FI – I.B.: Methods for integration of information from disparate sources
FI – I.B.: Modeling physiologic and disease processes
FI – I.B.: Natural language processing and Text Mining
FI – I.B.: Networking methods
FI – I.B.: Simulation of complex systems
FI – I.B.: Social Media and mobile technology (mHealth)
FI – I.B.: Temporal and Spatial Reasoning
FI – I.B.: Uncertain reasoning and decision theory
FI – I.B.: Visualization of data, information and knowledge

I.C. EMPIRICAL RESEARCH AND EVALUATION METHODOLOGY

FI – I.C.: Cognitive study (including experiments emphasizing verbal protocol analysis and usability)
FI – I.C.: Classical experimental and quasi-experimental study methods (lab and field)
FI – I.C.: Legal, policy, historical, ethical study methods
FI – I.C.: Qualitative/ethnographic field study
FI – I.C.: Social/organizational study (people and organizational issues)
FI – I.C.: Surveys and needs analysis

APPLICATIONS -- Axis II

II A. INFORMATION AND KNOWLEDGE RETRIEVAL

AI – II.A.: Digital multi-media/ Image libraries
AI – II.A.: Health Information and biomedical literature: applications for providing just-in-time access
AI – II.A.: Integration of biomedical information from diverse sources (includes automated indexing)

II B. INFORMATION AND KNOWLEDGE PROCESSING
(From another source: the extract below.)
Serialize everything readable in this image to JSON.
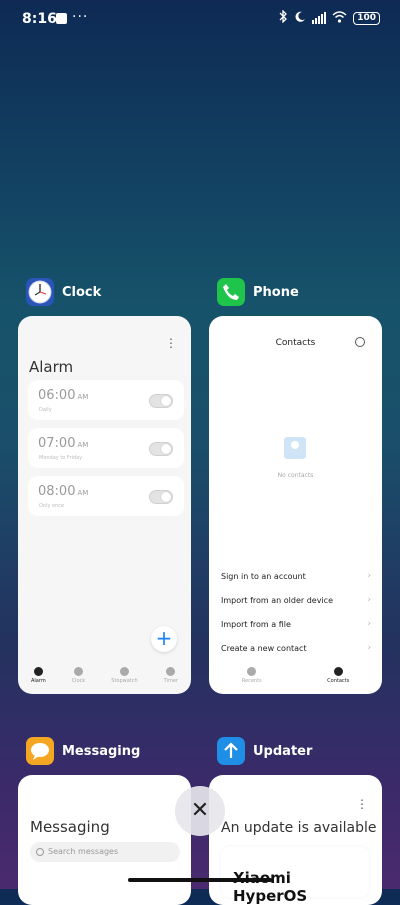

AI – II.B.: Clinical data standards, interoperability and health information exchange
AI – II.B.: Clinical decision support and guideline systems
AI – II.B.: Diagnostic systems
AI – II.B.: Security and privacy of information systems
AI – II.B.: Surveillance and monitoring systems (includes outbreak detection as well as ubiquitous sensors)
AI – II.B.: Workflow and process evaluation

II C. INFORMATION AND KNOWLEDGE PRESENTATION

AI – II.C.: Delivering health information and knowledge to the public
AI – II.C.: EHR applications (results review, medication administration, disease progression, and image management)
AI – II.C.: Healthcare quality and safety
AI – II.C.: Implementation, management and evaluation of information systems
AI – II.C.: Mobile health (mHealth), social media and telemedicine
AI – II.C.: Outcomes measurement for specific conditions and patient subgroups
AI – II.C.: Usability testing and human computer interaction

II D. ADDITIONAL INFORMATICS APPLICATIONS

AI – II.D.: Clinical research applications
AI – II.D.: Consumer health informatics (includes personal health records and self-care systems)
AI – II.D.: Education and training
AI – II.D.: Global health informatics/informatics in resource-poor settings
AI – II.D.: Legal, ethical, and regulatory issues
AI – II.D.: Public health and population health: applications that support
AI – II.D.:Translational bioinformatics - applications that support translation of biological knowledge to clinical care